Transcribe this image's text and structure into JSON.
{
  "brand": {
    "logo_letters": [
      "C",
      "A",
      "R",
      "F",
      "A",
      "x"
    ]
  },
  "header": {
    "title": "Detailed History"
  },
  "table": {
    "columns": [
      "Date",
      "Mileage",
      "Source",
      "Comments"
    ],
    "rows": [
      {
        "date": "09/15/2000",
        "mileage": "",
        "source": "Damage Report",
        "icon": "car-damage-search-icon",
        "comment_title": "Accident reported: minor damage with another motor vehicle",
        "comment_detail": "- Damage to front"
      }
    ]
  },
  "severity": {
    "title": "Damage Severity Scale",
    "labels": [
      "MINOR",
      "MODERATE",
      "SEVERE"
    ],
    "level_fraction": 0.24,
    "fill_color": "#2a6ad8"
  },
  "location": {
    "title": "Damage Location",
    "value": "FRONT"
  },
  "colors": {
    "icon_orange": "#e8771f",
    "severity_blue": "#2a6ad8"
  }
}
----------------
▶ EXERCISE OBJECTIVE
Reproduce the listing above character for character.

▶ TASK RESPONSE
Transcribe this image's text and structure into JSON.
{
  "brand": {
    "logo_letters": [
      "C",
      "A",
      "R",
      "F",
      "A",
      "x"
    ]
  },
  "header": {
    "title": "Detailed History"
  },
  "table": {
    "columns": [
      "Date",
      "Mileage",
      "Source",
      "Comments"
    ],
    "rows": [
      {
        "date": "09/15/2000",
        "mileage": "",
        "source": "Damage Report",
        "icon": "car-damage-search-icon",
        "comment_title": "Accident reported: minor damage with another motor vehicle",
        "comment_detail": "- Damage to front"
      }
    ]
  },
  "severity": {
    "title": "Damage Severity Scale",
    "labels": [
      "MINOR",
      "MODERATE",
      "SEVERE"
    ],
    "level_fraction": 0.24,
    "fill_color": "#2a6ad8"
  },
  "location": {
    "title": "Damage Location",
    "value": "FRONT"
  },
  "colors": {
    "icon_orange": "#e8771f",
    "severity_blue": "#2a6ad8"
  }
}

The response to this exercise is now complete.